This wasn’t the case in Mozambique, where the magnitude of wildlife destruction was staggering; in some ways, it’s still being felt today. The authors of the new study, Robert Pringle, an ecologist at Princeton University, and Josh Daskin, conservation ecologist at Yale University, saw this wartime destruction firsthand during a visit to the park in 2012. It got them thinking: “How typical is the Gorongosa story?” queries Pringle. “Is it frequently that populations are nearly wiped out—or could the effects in some cases even be positive?”

This question wouldn’t be easy to answer, given the  scarcity of data from regions of conflict. Daskin began by scouring every document about regional wildlife he could find—NGO management reports, peer-reviewed articles, white papers, unpublished reports, foreign language reports and more. He cast his net wide to “squeeze all the data he possibly could for analysis,” says Pringle, who was Daskin’s PhD advisor at the time. The researchers focused on large plant-eaters—elephants, hippos, kudu—as information on small animals in conflict zones is hard to come by. But Pringle notes that, “technology and biology is marching rapidly forward,” meaning tracking tinier creatures will become increasingly easier.
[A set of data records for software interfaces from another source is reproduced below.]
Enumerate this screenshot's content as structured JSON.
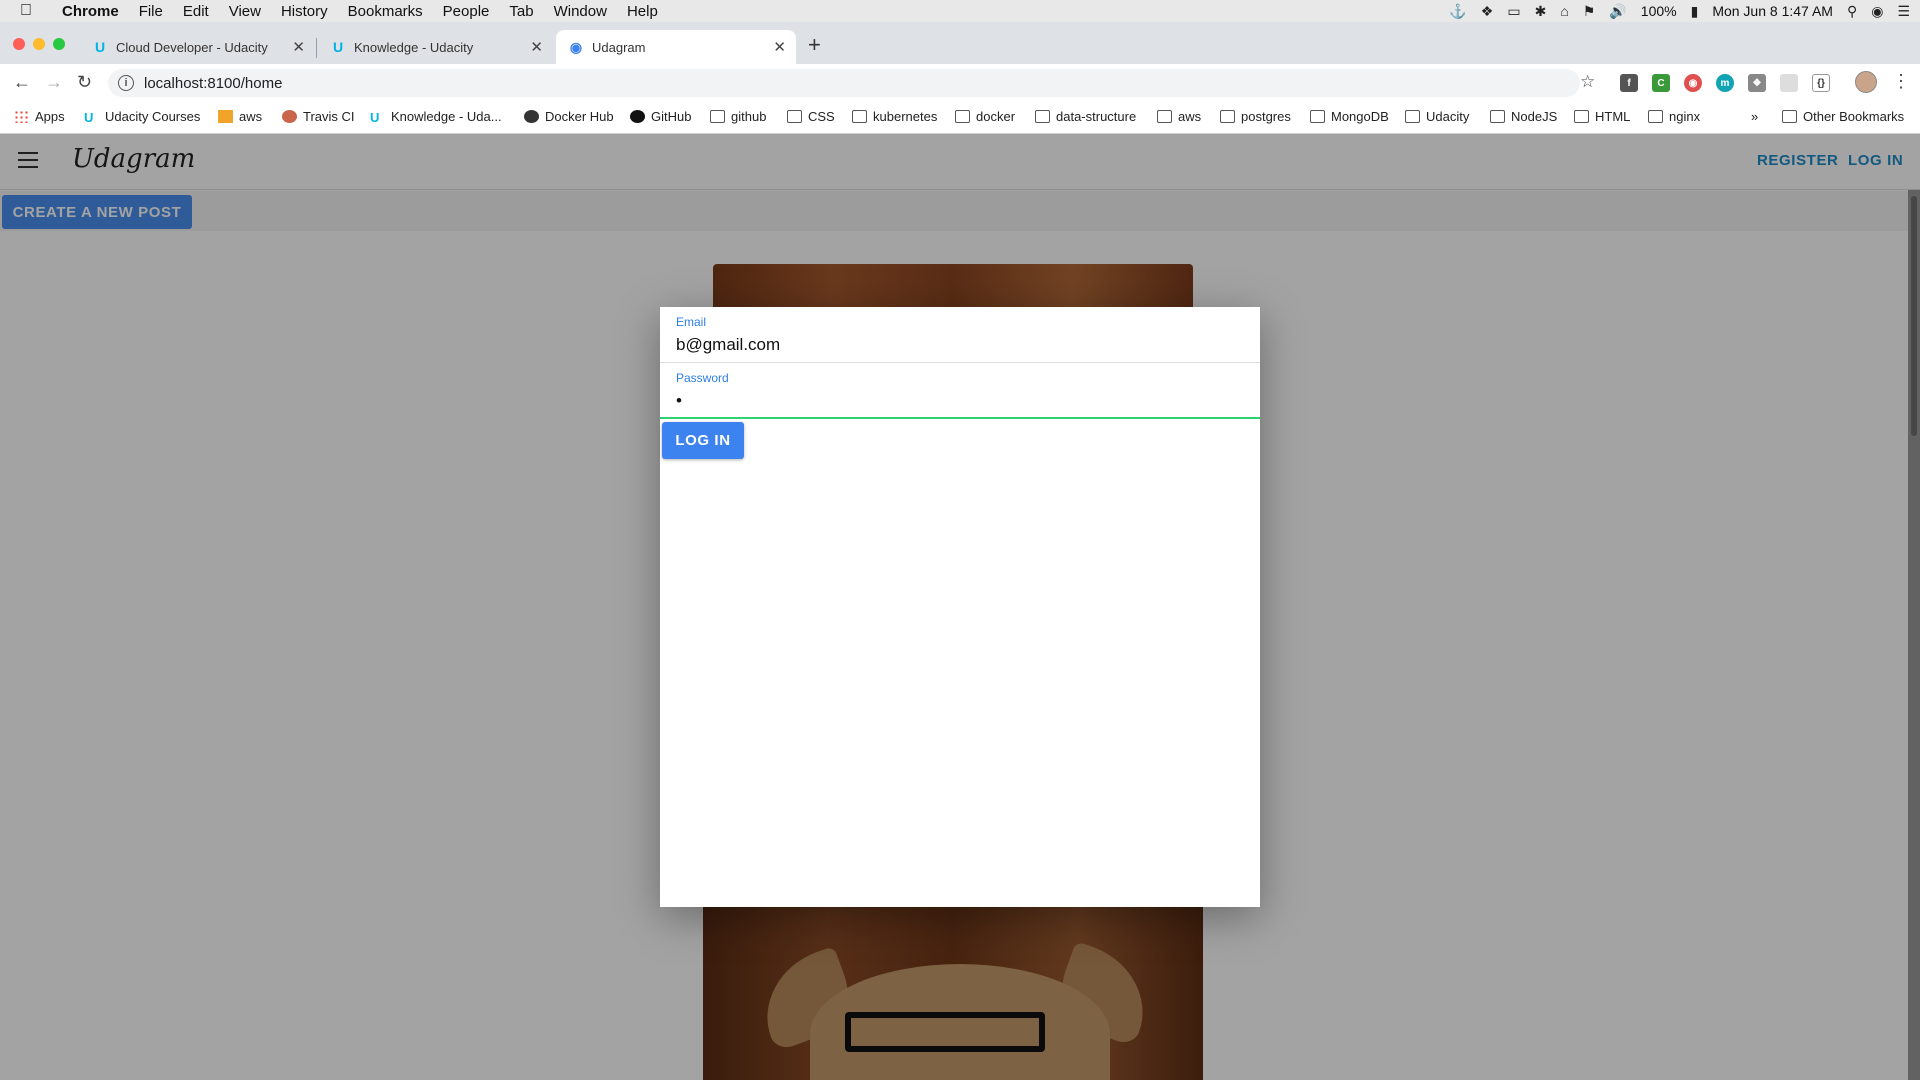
{
  "menubar": {
    "app": "Chrome",
    "items": [
      "File",
      "Edit",
      "View",
      "History",
      "Bookmarks",
      "People",
      "Tab",
      "Window",
      "Help"
    ],
    "battery": "100%",
    "datetime": "Mon Jun 8  1:47 AM"
  },
  "tabs": [
    {
      "title": "Cloud Developer - Udacity"
    },
    {
      "title": "Knowledge - Udacity"
    },
    {
      "title": "Udagram"
    }
  ],
  "address": {
    "url": "localhost:8100/home"
  },
  "bookmarks": {
    "items": [
      "Apps",
      "Udacity Courses",
      "aws",
      "Travis CI",
      "Knowledge - Uda...",
      "Docker Hub",
      "GitHub",
      "github",
      "CSS",
      "kubernetes",
      "docker",
      "data-structure",
      "aws",
      "postgres",
      "MongoDB",
      "Udacity",
      "NodeJS",
      "HTML",
      "nginx"
    ],
    "overflow": "»",
    "other": "Other Bookmarks"
  },
  "app": {
    "brand": "Udagram",
    "register": "REGISTER",
    "login": "LOG IN",
    "create_post": "CREATE A NEW POST"
  },
  "modal": {
    "email_label": "Email",
    "email_value": "b@gmail.com",
    "password_label": "Password",
    "password_value": "•",
    "login_button": "LOG IN"
  },
  "colors": {
    "accent": "#3d83f0",
    "link": "#1f8bc9",
    "focus_underline": "#2dd36f"
  }
}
From this analysis, Daskin teased out around 4,000 counts of wildlife populations in conflict zones between the years of 1946 to 2010. The duo filtered these numbers to account for differences in how creatures were counted and to limit their data to only the highest of qualities. The filtering left 253 populations of large herbivores, which had comparable data for at least two timepoints. The researchers paired this data with info about historical conflicts gleaned from the Uppsala Conflict Data Program and the Peace Research Institute Oslo to examine trends in animal population changes and periods of conflict.

Next, they had to figure out what else could be impacting wildlife populations. As Pringle puts it, with any analysis this large, “there’s a risk that if you just grab a variable like conflict frequency and correlate it with something like wildlife population trends, you might get a significant correlation even in the absence of a significant mechanistic link.” In other words: correlation doesn’t prove causation. There might be other factors at play.
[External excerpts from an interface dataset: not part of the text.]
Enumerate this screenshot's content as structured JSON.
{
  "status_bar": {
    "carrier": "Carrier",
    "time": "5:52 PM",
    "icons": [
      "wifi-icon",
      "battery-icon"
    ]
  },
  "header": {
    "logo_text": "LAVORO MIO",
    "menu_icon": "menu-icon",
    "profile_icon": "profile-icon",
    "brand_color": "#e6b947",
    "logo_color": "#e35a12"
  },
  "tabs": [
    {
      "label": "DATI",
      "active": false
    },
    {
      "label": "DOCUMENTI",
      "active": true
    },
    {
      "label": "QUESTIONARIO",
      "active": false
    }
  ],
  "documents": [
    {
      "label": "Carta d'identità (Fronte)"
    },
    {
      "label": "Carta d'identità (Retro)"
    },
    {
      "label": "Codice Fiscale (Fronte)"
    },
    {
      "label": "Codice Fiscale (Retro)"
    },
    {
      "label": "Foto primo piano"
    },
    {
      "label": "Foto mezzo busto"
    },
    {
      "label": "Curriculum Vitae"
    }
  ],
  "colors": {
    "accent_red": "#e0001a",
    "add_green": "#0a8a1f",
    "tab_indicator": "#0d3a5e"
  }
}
To test the strength of the link between repeated conflict and wildlife populations, the duo also tested the relationship between wildlife numbers and nine other factors that could affect long-term animal well-being, including body mass, protected area size and urbanization. Overall, conflict had a consistently negative impact on creature populations. But it was the greater frequency of the conflict, not the intensity or loss of human lives, that predicted the intensity of animal decline.

“This field is one where you can find ... theoretical papers, citing theoretical papers ad nauseum, so it’s very refreshing to see someone put some numbers on something,” says Thor Hanson, a conservation biologist whose researches wildlife in conflict zones and was not involved in the study. He adds that the method of quantifying and analyzing the impacts is “new and important for this field.”
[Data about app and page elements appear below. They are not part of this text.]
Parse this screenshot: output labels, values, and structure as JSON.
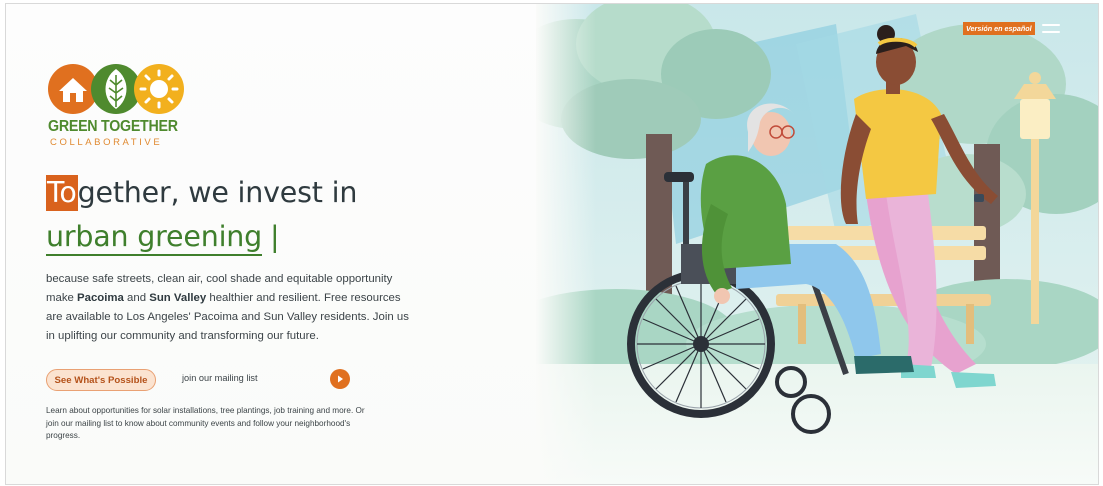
{
  "header": {
    "language_label": "Versión en español",
    "menu_icon": "hamburger-menu-icon"
  },
  "logo": {
    "title": "GREEN TOGETHER",
    "subtitle": "COLLABORATIVE",
    "icons": [
      "house-icon",
      "leaf-icon",
      "sun-icon"
    ],
    "colors": {
      "orange": "#E0701F",
      "green": "#4F8A2E",
      "yellow": "#F2B01E"
    }
  },
  "hero": {
    "headline_cursor": "To",
    "headline_rest": "gether, we invest in",
    "headline_rotating": "urban greening",
    "headline_bar": "|",
    "body_intro": "because safe streets, clean air, cool shade and equitable opportunity make ",
    "body_place1": "Pacoima",
    "body_and": " and ",
    "body_place2": "Sun Valley",
    "body_rest": " healthier and resilient. Free resources are available to Los Angeles' Pacoima and Sun Valley residents. Join us in uplifting our community and transforming our future.",
    "cta_label": "See What's Possible",
    "mailing_label": "join our mailing list",
    "play_icon": "play-icon",
    "sub_text": "Learn about opportunities for solar installations, tree plantings, job training and more. Or join our mailing list to know about community events and follow your neighborhood's progress."
  },
  "colors": {
    "accent_orange": "#E0701F",
    "brand_green": "#3F7F2C",
    "text_dark": "#2F3A3F",
    "cta_bg": "#FBE3D0"
  },
  "illustration": {
    "subject": "woman-in-wheelchair-and-woman-walking-in-park-illustration"
  }
}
Surprisingly to the researchers, their results showed that wildlife suffered whether conflict was raging or simmering; conflict intensity wasn’t a strong factor in predicting the intensity of wildlife decline. Daskin speculates that this could reflect the dramatic impact that social and political disruption can have on wildlife: For instance, the movement of displaced people into protected areas or the reduction of funding and staff for conservation organizations strongly tax wildlife.

Hanson agrees with the interpretation. “That’s something that is not unexpected,” he adds. But until this latest study, it’s been challenging to “do more than sort of pontificate about [it],” he says.

Daskin has witnessed how even low-level conflict can immediately direct resources away from a region. In 2013, during his first field season studying the lingering ecosystem impacts of the civil war in Gorongosa, he returned to his camp one evening to an unusual energy. “People were sort of buzzing around like I hadn’t seen before,” he says.

Read the full article at Smithsonian.com